--- The task ---
Every line from the one with "Transcribe this image's" through the final line of the data below goes in the answer, copied exactly. Pictures do not.

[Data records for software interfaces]
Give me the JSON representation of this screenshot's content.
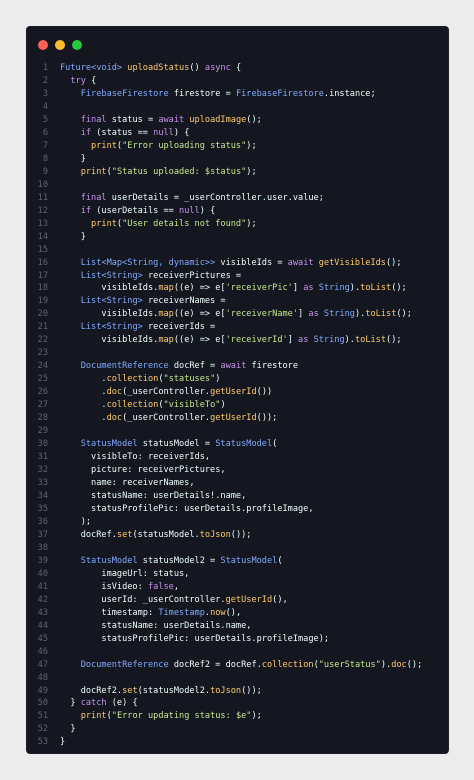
{
  "window": {
    "buttons": [
      {
        "name": "close",
        "color": "#ff5f56"
      },
      {
        "name": "minimize",
        "color": "#ffbd2e"
      },
      {
        "name": "maximize",
        "color": "#27c93f"
      }
    ]
  },
  "colors": {
    "background": "#141720",
    "keyword": "#c792ea",
    "type": "#82aaff",
    "function": "#ffcb6b",
    "string": "#c3e88d",
    "plain": "#eeffff",
    "line_number": "#5c6370"
  },
  "code": {
    "lines": [
      {
        "n": "1",
        "t": [
          [
            "Future<void> ",
            "type"
          ],
          [
            "uploadStatus",
            "fn"
          ],
          [
            "() ",
            ""
          ],
          [
            "async ",
            "kw"
          ],
          [
            "{",
            ""
          ]
        ]
      },
      {
        "n": "2",
        "t": [
          [
            "  ",
            ""
          ],
          [
            "try ",
            "kw"
          ],
          [
            "{",
            ""
          ]
        ]
      },
      {
        "n": "3",
        "t": [
          [
            "    ",
            ""
          ],
          [
            "FirebaseFirestore ",
            "type"
          ],
          [
            "firestore = ",
            ""
          ],
          [
            "FirebaseFirestore",
            "type"
          ],
          [
            ".instance;",
            ""
          ]
        ]
      },
      {
        "n": "4",
        "t": []
      },
      {
        "n": "5",
        "t": [
          [
            "    ",
            ""
          ],
          [
            "final ",
            "kw"
          ],
          [
            "status = ",
            ""
          ],
          [
            "await ",
            "kw"
          ],
          [
            "uploadImage",
            "fn"
          ],
          [
            "();",
            ""
          ]
        ]
      },
      {
        "n": "6",
        "t": [
          [
            "    ",
            ""
          ],
          [
            "if ",
            "kw"
          ],
          [
            "(status == ",
            ""
          ],
          [
            "null",
            "kw"
          ],
          [
            ") {",
            ""
          ]
        ]
      },
      {
        "n": "7",
        "t": [
          [
            "      ",
            ""
          ],
          [
            "print",
            "fn"
          ],
          [
            "(",
            ""
          ],
          [
            "\"Error uploading status\"",
            "str"
          ],
          [
            ");",
            ""
          ]
        ]
      },
      {
        "n": "8",
        "t": [
          [
            "    }",
            ""
          ]
        ]
      },
      {
        "n": "9",
        "t": [
          [
            "    ",
            ""
          ],
          [
            "print",
            "fn"
          ],
          [
            "(",
            ""
          ],
          [
            "\"Status uploaded: $status\"",
            "str"
          ],
          [
            ");",
            ""
          ]
        ]
      },
      {
        "n": "10",
        "t": []
      },
      {
        "n": "11",
        "t": [
          [
            "    ",
            ""
          ],
          [
            "final ",
            "kw"
          ],
          [
            "userDetails = _userController.user.value;",
            ""
          ]
        ]
      },
      {
        "n": "12",
        "t": [
          [
            "    ",
            ""
          ],
          [
            "if ",
            "kw"
          ],
          [
            "(userDetails == ",
            ""
          ],
          [
            "null",
            "kw"
          ],
          [
            ") {",
            ""
          ]
        ]
      },
      {
        "n": "13",
        "t": [
          [
            "      ",
            ""
          ],
          [
            "print",
            "fn"
          ],
          [
            "(",
            ""
          ],
          [
            "\"User details not found\"",
            "str"
          ],
          [
            ");",
            ""
          ]
        ]
      },
      {
        "n": "14",
        "t": [
          [
            "    }",
            ""
          ]
        ]
      },
      {
        "n": "15",
        "t": []
      },
      {
        "n": "16",
        "t": [
          [
            "    ",
            ""
          ],
          [
            "List<Map<String, dynamic>> ",
            "type"
          ],
          [
            "visibleIds = ",
            ""
          ],
          [
            "await ",
            "kw"
          ],
          [
            "getVisibleIds",
            "fn"
          ],
          [
            "();",
            ""
          ]
        ]
      },
      {
        "n": "17",
        "t": [
          [
            "    ",
            ""
          ],
          [
            "List<String> ",
            "type"
          ],
          [
            "receiverPictures =",
            ""
          ]
        ]
      },
      {
        "n": "18",
        "t": [
          [
            "        visibleIds.",
            ""
          ],
          [
            "map",
            "fn"
          ],
          [
            "((e) => e[",
            ""
          ],
          [
            "'receiverPic'",
            "str"
          ],
          [
            "] ",
            ""
          ],
          [
            "as ",
            "kw"
          ],
          [
            "String",
            "type"
          ],
          [
            ").",
            ""
          ],
          [
            "toList",
            "fn"
          ],
          [
            "();",
            ""
          ]
        ]
      },
      {
        "n": "19",
        "t": [
          [
            "    ",
            ""
          ],
          [
            "List<String> ",
            "type"
          ],
          [
            "receiverNames =",
            ""
          ]
        ]
      },
      {
        "n": "20",
        "t": [
          [
            "        visibleIds.",
            ""
          ],
          [
            "map",
            "fn"
          ],
          [
            "((e) => e[",
            ""
          ],
          [
            "'receiverName'",
            "str"
          ],
          [
            "] ",
            ""
          ],
          [
            "as ",
            "kw"
          ],
          [
            "String",
            "type"
          ],
          [
            ").",
            ""
          ],
          [
            "toList",
            "fn"
          ],
          [
            "();",
            ""
          ]
        ]
      },
      {
        "n": "21",
        "t": [
          [
            "    ",
            ""
          ],
          [
            "List<String> ",
            "type"
          ],
          [
            "receiverIds =",
            ""
          ]
        ]
      },
      {
        "n": "22",
        "t": [
          [
            "        visibleIds.",
            ""
          ],
          [
            "map",
            "fn"
          ],
          [
            "((e) => e[",
            ""
          ],
          [
            "'receiverId'",
            "str"
          ],
          [
            "] ",
            ""
          ],
          [
            "as ",
            "kw"
          ],
          [
            "String",
            "type"
          ],
          [
            ").",
            ""
          ],
          [
            "toList",
            "fn"
          ],
          [
            "();",
            ""
          ]
        ]
      },
      {
        "n": "23",
        "t": []
      },
      {
        "n": "24",
        "t": [
          [
            "    ",
            ""
          ],
          [
            "DocumentReference ",
            "type"
          ],
          [
            "docRef = ",
            ""
          ],
          [
            "await ",
            "kw"
          ],
          [
            "firestore",
            ""
          ]
        ]
      },
      {
        "n": "25",
        "t": [
          [
            "        .",
            ""
          ],
          [
            "collection",
            "fn"
          ],
          [
            "(",
            ""
          ],
          [
            "\"statuses\"",
            "str"
          ],
          [
            ")",
            ""
          ]
        ]
      },
      {
        "n": "26",
        "t": [
          [
            "        .",
            ""
          ],
          [
            "doc",
            "fn"
          ],
          [
            "(_userController.",
            ""
          ],
          [
            "getUserId",
            "fn"
          ],
          [
            "())",
            ""
          ]
        ]
      },
      {
        "n": "27",
        "t": [
          [
            "        .",
            ""
          ],
          [
            "collection",
            "fn"
          ],
          [
            "(",
            ""
          ],
          [
            "\"visibleTo\"",
            "str"
          ],
          [
            ")",
            ""
          ]
        ]
      },
      {
        "n": "28",
        "t": [
          [
            "        .",
            ""
          ],
          [
            "doc",
            "fn"
          ],
          [
            "(_userController.",
            ""
          ],
          [
            "getUserId",
            "fn"
          ],
          [
            "());",
            ""
          ]
        ]
      },
      {
        "n": "29",
        "t": []
      },
      {
        "n": "30",
        "t": [
          [
            "    ",
            ""
          ],
          [
            "StatusModel ",
            "type"
          ],
          [
            "statusModel = ",
            ""
          ],
          [
            "StatusModel",
            "type"
          ],
          [
            "(",
            ""
          ]
        ]
      },
      {
        "n": "31",
        "t": [
          [
            "      visibleTo: receiverIds,",
            ""
          ]
        ]
      },
      {
        "n": "32",
        "t": [
          [
            "      picture: receiverPictures,",
            ""
          ]
        ]
      },
      {
        "n": "33",
        "t": [
          [
            "      name: receiverNames,",
            ""
          ]
        ]
      },
      {
        "n": "34",
        "t": [
          [
            "      statusName: userDetails!.name,",
            ""
          ]
        ]
      },
      {
        "n": "35",
        "t": [
          [
            "      statusProfilePic: userDetails.profileImage,",
            ""
          ]
        ]
      },
      {
        "n": "36",
        "t": [
          [
            "    );",
            ""
          ]
        ]
      },
      {
        "n": "37",
        "t": [
          [
            "    docRef.",
            ""
          ],
          [
            "set",
            "fn"
          ],
          [
            "(statusModel.",
            ""
          ],
          [
            "toJson",
            "fn"
          ],
          [
            "());",
            ""
          ]
        ]
      },
      {
        "n": "38",
        "t": []
      },
      {
        "n": "39",
        "t": [
          [
            "    ",
            ""
          ],
          [
            "StatusModel ",
            "type"
          ],
          [
            "statusModel2 = ",
            ""
          ],
          [
            "StatusModel",
            "type"
          ],
          [
            "(",
            ""
          ]
        ]
      },
      {
        "n": "40",
        "t": [
          [
            "        imageUrl: status,",
            ""
          ]
        ]
      },
      {
        "n": "41",
        "t": [
          [
            "        isVideo: ",
            ""
          ],
          [
            "false",
            "kw"
          ],
          [
            ",",
            ""
          ]
        ]
      },
      {
        "n": "42",
        "t": [
          [
            "        userId: _userController.",
            ""
          ],
          [
            "getUserId",
            "fn"
          ],
          [
            "(),",
            ""
          ]
        ]
      },
      {
        "n": "43",
        "t": [
          [
            "        timestamp: ",
            ""
          ],
          [
            "Timestamp",
            "type"
          ],
          [
            ".",
            ""
          ],
          [
            "now",
            "fn"
          ],
          [
            "(),",
            ""
          ]
        ]
      },
      {
        "n": "44",
        "t": [
          [
            "        statusName: userDetails.name,",
            ""
          ]
        ]
      },
      {
        "n": "45",
        "t": [
          [
            "        statusProfilePic: userDetails.profileImage);",
            ""
          ]
        ]
      },
      {
        "n": "46",
        "t": []
      },
      {
        "n": "47",
        "t": [
          [
            "    ",
            ""
          ],
          [
            "DocumentReference ",
            "type"
          ],
          [
            "docRef2 = docRef.",
            ""
          ],
          [
            "collection",
            "fn"
          ],
          [
            "(",
            ""
          ],
          [
            "\"userStatus\"",
            "str"
          ],
          [
            ").",
            ""
          ],
          [
            "doc",
            "fn"
          ],
          [
            "();",
            ""
          ]
        ]
      },
      {
        "n": "48",
        "t": []
      },
      {
        "n": "49",
        "t": [
          [
            "    docRef2.",
            ""
          ],
          [
            "set",
            "fn"
          ],
          [
            "(statusModel2.",
            ""
          ],
          [
            "toJson",
            "fn"
          ],
          [
            "());",
            ""
          ]
        ]
      },
      {
        "n": "50",
        "t": [
          [
            "  } ",
            ""
          ],
          [
            "catch ",
            "kw"
          ],
          [
            "(e) {",
            ""
          ]
        ]
      },
      {
        "n": "51",
        "t": [
          [
            "    ",
            ""
          ],
          [
            "print",
            "fn"
          ],
          [
            "(",
            ""
          ],
          [
            "\"Error updating status: $e\"",
            "str"
          ],
          [
            ");",
            ""
          ]
        ]
      },
      {
        "n": "52",
        "t": [
          [
            "  }",
            ""
          ]
        ]
      },
      {
        "n": "53",
        "t": [
          [
            "}",
            ""
          ]
        ]
      }
    ]
  }
}
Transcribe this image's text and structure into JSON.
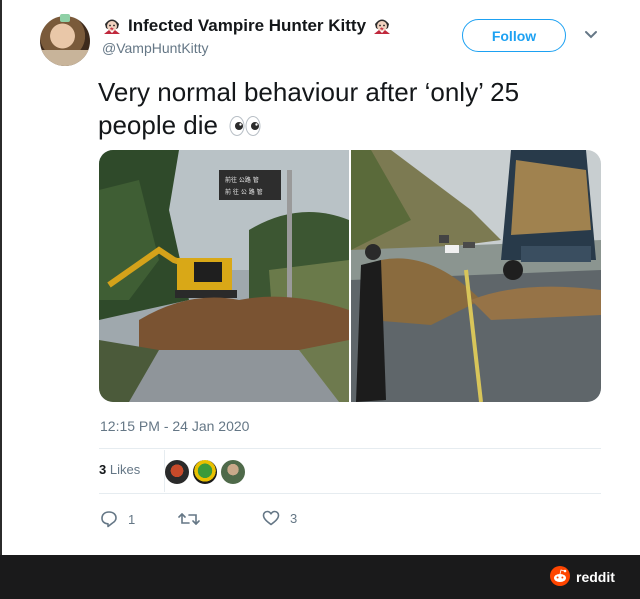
{
  "tweet": {
    "display_name": "Infected Vampire Hunter Kitty",
    "handle": "@VampHuntKitty",
    "follow_label": "Follow",
    "text_line1": "Very normal behaviour after ‘only’ 25",
    "text_line2": "people die",
    "timestamp": "12:15 PM - 24 Jan 2020",
    "likes_count": "3",
    "likes_label": "Likes",
    "reply_count": "1",
    "retweet_count": "",
    "like_count": "3",
    "sign_text_line1": "前往 公路 管",
    "sign_text_line2": "前 往 公 路 管"
  },
  "footer": {
    "brand": "reddit"
  },
  "colors": {
    "accent": "#1da1f2",
    "muted": "#657786",
    "footer_bg": "#1a1a1b",
    "reddit_orange": "#ff4500"
  },
  "icons": [
    "vampire-emoji-icon",
    "eyes-emoji-icon",
    "chevron-down-icon",
    "reply-icon",
    "retweet-icon",
    "heart-icon",
    "reddit-logo-icon"
  ]
}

--- Solution ---
Transcribe this image's text and structure into JSON.
{
  "tweet": {
    "display_name": "Infected Vampire Hunter Kitty",
    "handle": "@VampHuntKitty",
    "follow_label": "Follow",
    "text_line1": "Very normal behaviour after ‘only’ 25",
    "text_line2": "people die",
    "timestamp": "12:15 PM - 24 Jan 2020",
    "likes_count": "3",
    "likes_label": "Likes",
    "reply_count": "1",
    "retweet_count": "",
    "like_count": "3",
    "sign_text_line1": "前往 公路 管",
    "sign_text_line2": "前 往 公 路 管"
  },
  "footer": {
    "brand": "reddit"
  },
  "colors": {
    "accent": "#1da1f2",
    "muted": "#657786",
    "footer_bg": "#1a1a1b",
    "reddit_orange": "#ff4500"
  },
  "icons": [
    "vampire-emoji-icon",
    "eyes-emoji-icon",
    "chevron-down-icon",
    "reply-icon",
    "retweet-icon",
    "heart-icon",
    "reddit-logo-icon"
  ]
}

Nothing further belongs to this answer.